I’m not going to lie: I was a little concerned about what Pentagon’s latest comeback would be like because both of their main vocalists are currently fulfilling their military service. Many members of Pentagon are great singers, but Jinho and Hui both contribute a lot to the group’s signature sound (especially Hui as the designated composed) and have very powerful and recognizable voices. It was nice to see Hui in the music video and hear him in the recording – got a little emotional about that because I wasn’t prepared – but he’s not around for promotions anymore. Thankfully, my fears were put to rest once I heard “Do or Not.” While it’s not as vocally complex as some of Pentagon’s other songs, that means it’s a tune that’s comfortable for all the members. K-pop is so often about pulling out all the stops, but Pentagon has made the smart choice of sticking to something simple that lets their plentiful skill and talent shine through.
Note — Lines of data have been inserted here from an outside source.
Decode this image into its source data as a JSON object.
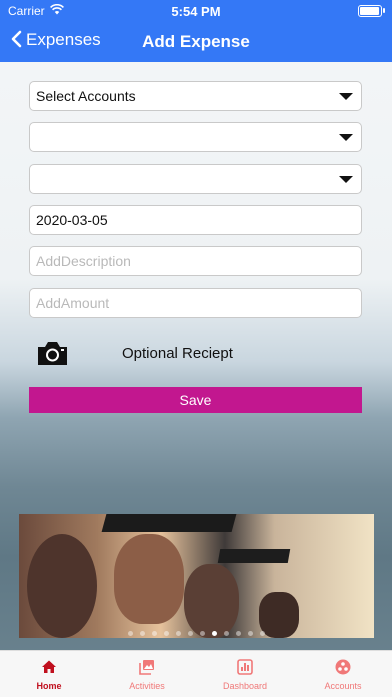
{
  "status_bar": {
    "carrier": "Carrier",
    "time": "5:54 PM"
  },
  "nav": {
    "back_label": "Expenses",
    "title": "Add Expense"
  },
  "form": {
    "accounts_select": "Select Accounts",
    "select_2": "",
    "select_3": "",
    "date_value": "2020-03-05",
    "description_placeholder": "AddDescription",
    "amount_placeholder": "AddAmount",
    "receipt_label": "Optional Reciept",
    "save_label": "Save"
  },
  "banner": {
    "slide_count": 12,
    "active_slide": 7
  },
  "tabs": [
    {
      "label": "Home",
      "icon": "home-icon",
      "active": true
    },
    {
      "label": "Activities",
      "icon": "image-gallery-icon",
      "active": false
    },
    {
      "label": "Dashboard",
      "icon": "chart-icon",
      "active": false
    },
    {
      "label": "Accounts",
      "icon": "accounts-icon",
      "active": false
    }
  ],
  "colors": {
    "nav": "#3478f6",
    "save": "#c2178f",
    "tab_active": "#c0101e",
    "tab_inactive": "#f07878"
  }
}
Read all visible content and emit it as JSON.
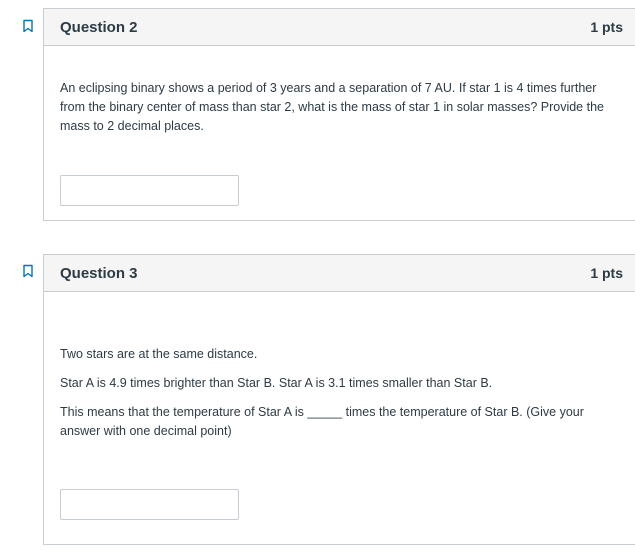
{
  "question2": {
    "title": "Question 2",
    "points": "1 pts",
    "text": "An eclipsing binary shows a period of 3 years and a separation of 7 AU. If star 1 is 4 times further from the binary center of mass than star 2, what is the mass of star 1 in solar masses? Provide the mass to 2 decimal places.",
    "answer_value": "",
    "flag_icon": "bookmark-outline-icon"
  },
  "question3": {
    "title": "Question 3",
    "points": "1 pts",
    "line1": "Two stars are at the same distance.",
    "line2": "Star A is 4.9 times brighter than Star B. Star A is 3.1 times smaller than Star B.",
    "line3_before": "This means that the temperature of Star A is",
    "line3_blank": "_____",
    "line3_after": "times the temperature of Star B. (Give your answer with one decimal point)",
    "answer_value": "",
    "flag_icon": "bookmark-outline-icon"
  },
  "colors": {
    "border": "#c7cdd1",
    "header_bg": "#f5f5f5",
    "text": "#2d3b45",
    "flag": "#0374b5"
  }
}
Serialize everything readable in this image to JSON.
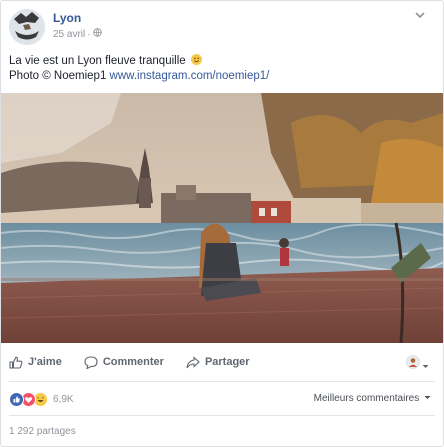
{
  "post": {
    "page_name": "Lyon",
    "date": "25 avril",
    "meta_separator": "·",
    "privacy_icon": "globe-icon",
    "options_icon": "chevron-down-icon",
    "text_line1": "La vie est un Lyon fleuve tranquille",
    "text_line2_prefix": "Photo © Noemiep1",
    "link": "www.instagram.com/noemiep1/",
    "emoji": "smiley-emoji"
  },
  "photo": {
    "description_icon": "photo"
  },
  "actions": {
    "like_label": "J'aime",
    "comment_label": "Commenter",
    "share_label": "Partager",
    "like_icon": "thumbs-up-icon",
    "comment_icon": "speech-bubble-icon",
    "share_icon": "share-arrow-icon",
    "audience_icon": "avatar-dropdown-icon"
  },
  "reactions": {
    "count": "6,9K",
    "types": [
      "like",
      "love",
      "haha"
    ],
    "best_comments_label": "Meilleurs commentaires"
  },
  "footer": {
    "shares_label": "1 292 partages"
  },
  "colors": {
    "link": "#365899",
    "like": "#4267b2",
    "love": "#f25268",
    "haha": "#f7c948",
    "muted": "#90949c"
  }
}
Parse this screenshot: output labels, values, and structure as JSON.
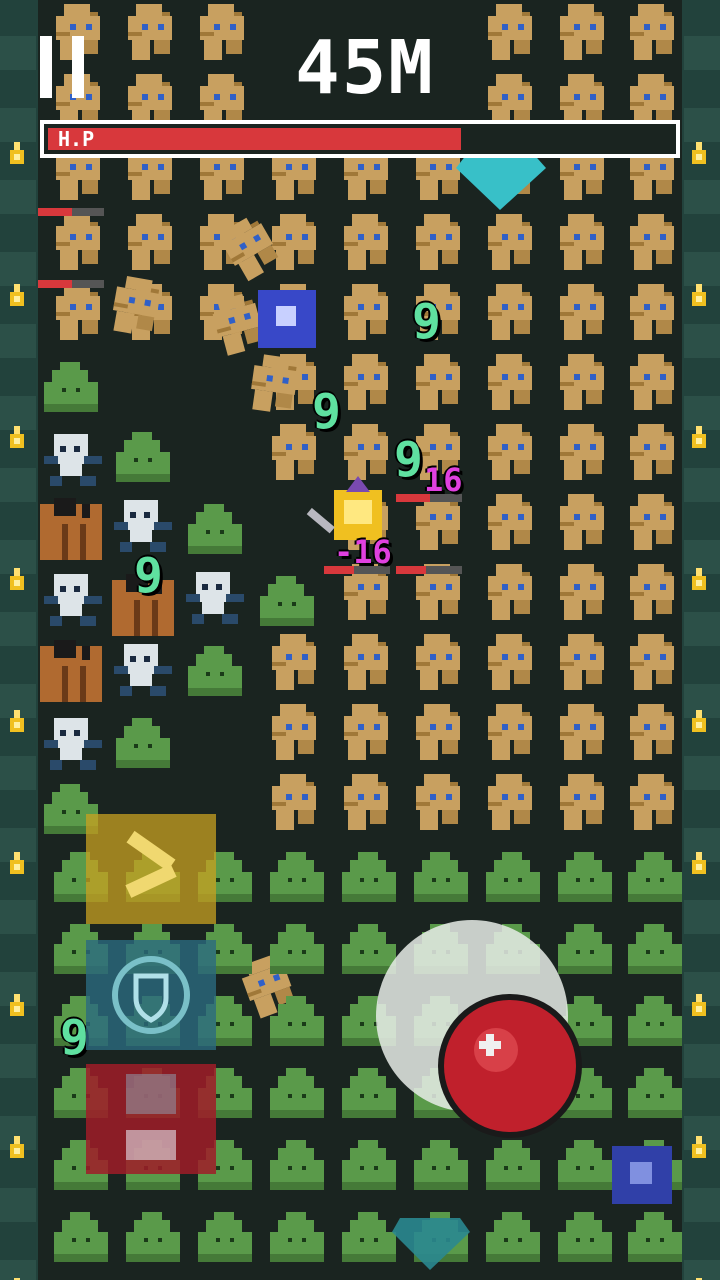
{
  "hud": {
    "distance": "45M",
    "hp_label": "H.P",
    "hp_fraction": 0.66,
    "pause_icon": "pause-icon"
  },
  "damage_numbers": [
    {
      "text": "9"
    },
    {
      "text": "9"
    },
    {
      "text": "9"
    },
    {
      "text": "16"
    },
    {
      "text": "-16"
    },
    {
      "text": "9"
    },
    {
      "text": "9"
    }
  ],
  "colors": {
    "hp": "#d8383c",
    "damage_text": "#5fe0a0",
    "crit_text": "#e040e0",
    "mummy": "#c8a060",
    "slime": "#5a9a4a",
    "wall": "#22423c",
    "attack_button": "#c0202c"
  },
  "skill_buttons": [
    {
      "name": "sword-skill-button",
      "icon": "swords-icon"
    },
    {
      "name": "shield-skill-button",
      "icon": "shield-icon"
    },
    {
      "name": "rage-skill-button",
      "icon": "fist-icon"
    }
  ],
  "attack_button": {
    "icon": "plus-icon"
  }
}
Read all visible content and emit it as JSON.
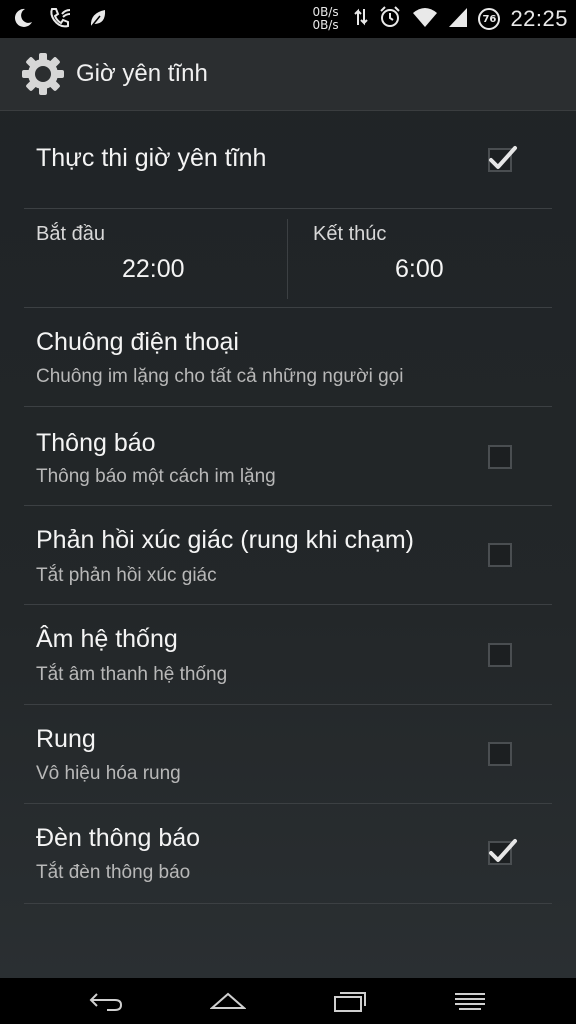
{
  "status_bar": {
    "icons_left": [
      "moon-icon",
      "phone-wifi-icon",
      "leaf-icon"
    ],
    "speed_up": "0B/s",
    "speed_down": "0B/s",
    "battery": "76",
    "time": "22:25"
  },
  "header": {
    "title": "Giờ yên tĩnh",
    "icon": "gear-icon"
  },
  "enable": {
    "label": "Thực thi giờ yên tĩnh",
    "checked": true
  },
  "schedule": {
    "start_label": "Bắt đầu",
    "start_value": "22:00",
    "end_label": "Kết thúc",
    "end_value": "6:00"
  },
  "settings": [
    {
      "title": "Chuông điện thoại",
      "subtitle": "Chuông im lặng cho tất cả những người gọi",
      "has_checkbox": false,
      "checked": false
    },
    {
      "title": "Thông báo",
      "subtitle": "Thông báo một cách im lặng",
      "has_checkbox": true,
      "checked": false
    },
    {
      "title": "Phản hồi xúc giác (rung khi chạm)",
      "subtitle": "Tắt phản hồi xúc giác",
      "has_checkbox": true,
      "checked": false
    },
    {
      "title": "Âm hệ thống",
      "subtitle": "Tắt âm thanh hệ thống",
      "has_checkbox": true,
      "checked": false
    },
    {
      "title": "Rung",
      "subtitle": "Vô hiệu hóa rung",
      "has_checkbox": true,
      "checked": false
    },
    {
      "title": "Đèn thông báo",
      "subtitle": "Tắt đèn thông báo",
      "has_checkbox": true,
      "checked": true
    }
  ],
  "nav_bar": [
    "back-icon",
    "home-icon",
    "recent-apps-icon",
    "menu-icon"
  ]
}
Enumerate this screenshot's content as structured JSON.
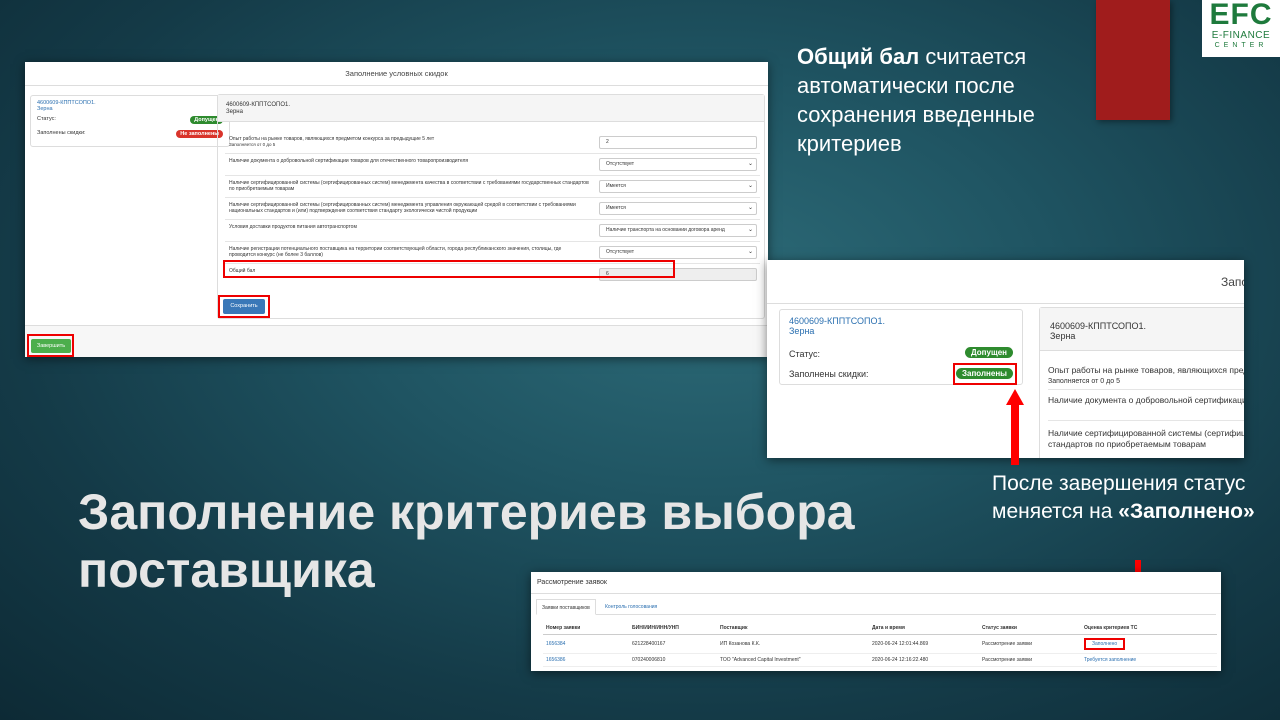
{
  "logo": {
    "big": "EFC",
    "line1": "E-FINANCE",
    "line2": "CENTER"
  },
  "note_top": {
    "bold": "Общий бал",
    "rest": " считается автоматически после сохранения введенные критериев"
  },
  "note_mid": {
    "text": "После завершения статус меняется на ",
    "bold": "«Заполнено»"
  },
  "slide_title": "Заполнение критериев выбора поставщика",
  "shot1": {
    "header": "Заполнение условных скидок",
    "left": {
      "code": "4600609-КППТСОПО1.",
      "name": "Зерна",
      "status_label": "Статус:",
      "status_value": "Допущен",
      "discount_label": "Заполнены скидки:",
      "discount_value": "Не заполнены"
    },
    "right_head": {
      "code": "4600609-КППТСОПО1.",
      "name": "Зерна"
    },
    "rows": [
      {
        "text": "Опыт работы на рынке товаров, являющихся предметом конкурса за предыдущие 5 лет",
        "sub": "Заполняется от 0 до 5",
        "value": "2",
        "select": false
      },
      {
        "text": "Наличие документа о добровольной сертификации товаров для отечественного товаропроизводителя",
        "sub": "",
        "value": "Отсутствует",
        "select": true
      },
      {
        "text": "Наличие сертифицированной системы (сертифицированных систем) менеджмента качества в соответствии с требованиями государственных стандартов по приобретаемым товарам",
        "sub": "",
        "value": "Имеется",
        "select": true
      },
      {
        "text": "Наличие сертифицированной системы (сертифицированных систем) менеджмента управления окружающей средой в соответствии с требованиями национальных стандартов и (или) подтверждения соответствия стандарту экологически чистой продукции",
        "sub": "",
        "value": "Имеется",
        "select": true
      },
      {
        "text": "Условия доставки продуктов питания автотранспортом",
        "sub": "",
        "value": "Наличие транспорта на основании договора аренд",
        "select": true
      },
      {
        "text": "Наличие регистрации потенциального поставщика на территории соответствующей области, города республиканского значения, столицы, где проводится конкурс (не более 3 баллов)",
        "sub": "",
        "value": "Отсутствует",
        "select": true
      }
    ],
    "total_label": "Общий бал",
    "total_value": "6",
    "save_button": "Сохранить",
    "finish_button": "Завершить"
  },
  "shot2": {
    "header": "Запол",
    "left": {
      "code": "4600609-КППТСОПО1.",
      "name": "Зерна",
      "status_label": "Статус:",
      "status_value": "Допущен",
      "discount_label": "Заполнены скидки:",
      "discount_value": "Заполнены"
    },
    "right_head": {
      "code": "4600609-КППТСОПО1.",
      "name": "Зерна"
    },
    "rows": [
      {
        "text": "Опыт работы на рынке товаров, являющихся предмет",
        "sub": "Заполняется от 0 до 5"
      },
      {
        "text": "Наличие документа о добровольной сертификации то",
        "sub": ""
      },
      {
        "text": "Наличие сертифицированной системы (сертифициров",
        "sub": "стандартов по приобретаемым товарам"
      }
    ]
  },
  "shot3": {
    "header": "Рассмотрение заявок",
    "tabs": [
      "Заявки поставщиков",
      "Контроль голосования"
    ],
    "columns": [
      "Номер заявки",
      "БИН/ИИН/ИНН/УНП",
      "Поставщик",
      "Дата и время",
      "Статус заявки",
      "Оценка критериев ТС"
    ],
    "rows": [
      {
        "number": "1656384",
        "bin": "621228400167",
        "supplier": "ИП Козанова К.К.",
        "date": "2020-06-24 12:01:44.869",
        "status": "Рассмотрение заявки",
        "assessment": "Заполнено"
      },
      {
        "number": "1656386",
        "bin": "070240006810",
        "supplier": "ТОО \"Advanced Capital Investment\"",
        "date": "2020-06-24 12:16:22.480",
        "status": "Рассмотрение заявки",
        "assessment": "Требуется заполнение"
      }
    ]
  },
  "colors": {
    "ribbon": "#a01c1c",
    "logo_green": "#1e7a3c",
    "highlight_red": "#ff0000",
    "badge_green": "#2e8b2e",
    "badge_red": "#d9342b"
  }
}
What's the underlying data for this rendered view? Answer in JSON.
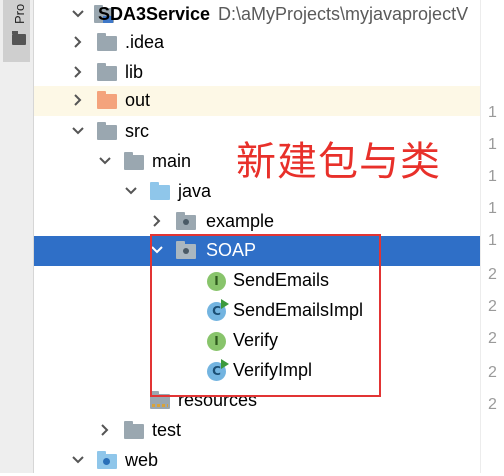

It’s also nice how certain members get some more of the spotlight – I don’t think I’ve ever seen Yan An so much, and I’m so proud (bless him).
MY OVERALL INTEREST LEVEL
(NOTE: My options for each category are “Love,” “Like,” “Neutral,” “Not My Style,” or “Dislike.” But I rarely dislike anything, so I’ll mostly be using the other four.)
There’s something about “Do or Not” that’s so joyful and infectious. I can’t help but smile when I see Pentagon performing this song, and I’m *almost* tempted to sing along. Idols are pros at putting on their best faces and looking happy all the time, and there’s a lot of behind the scenes stuff we fans are completely unaware of. But I feel like I can sense Pentagon’s genuine happiness here; perhaps it’s because I’ve seen everything they’ve been through – including a KCON performance in 2018 when I knew there was a lot going on with them. Much like they poured their pain and hardships into last year’s music, they’re channeling their joy into this year’s comeback – and it shows.
While I like “Do or Not,” I don’t have as strong an attachment to it as Pentagon’s more recent work. As always, I’m not a person who repeatedly listens to feel-good songs -though I do believe the pop rock vibes helped offset my natural ambivalence in this case. I’m an angsty and emotional person at heart, so I’m more naturally drawn to their songs like “Dr. BeBe” and “Basquiat.” (Once I get back to doing my Road to Kingdom comebacks, I’ll tell you all about how I burst into tears watching their finale performance.) If I personally ranked “Do or Not” among Pentagon’s other singles, I’d say it’s probably somewhere in the middle. But I think this is the perfect song for where they are right now, and I’m all too content to bop along.
(“Knee Jerk Reaction” is a column I created to talk about comebacks or debuts when I don’t have a lot of time to write in-depth reviews. A knee jerk reaction is like an automatic response, so it’s a post about my initial thoughts on the song, the music video, and the performance if it’s available. Compared to my reviews, everything is more stream of consciousness and less analytical. And everything is 100% my own opinion!)
SOURCES: Music video and featured image belongs to Cube Entertainment.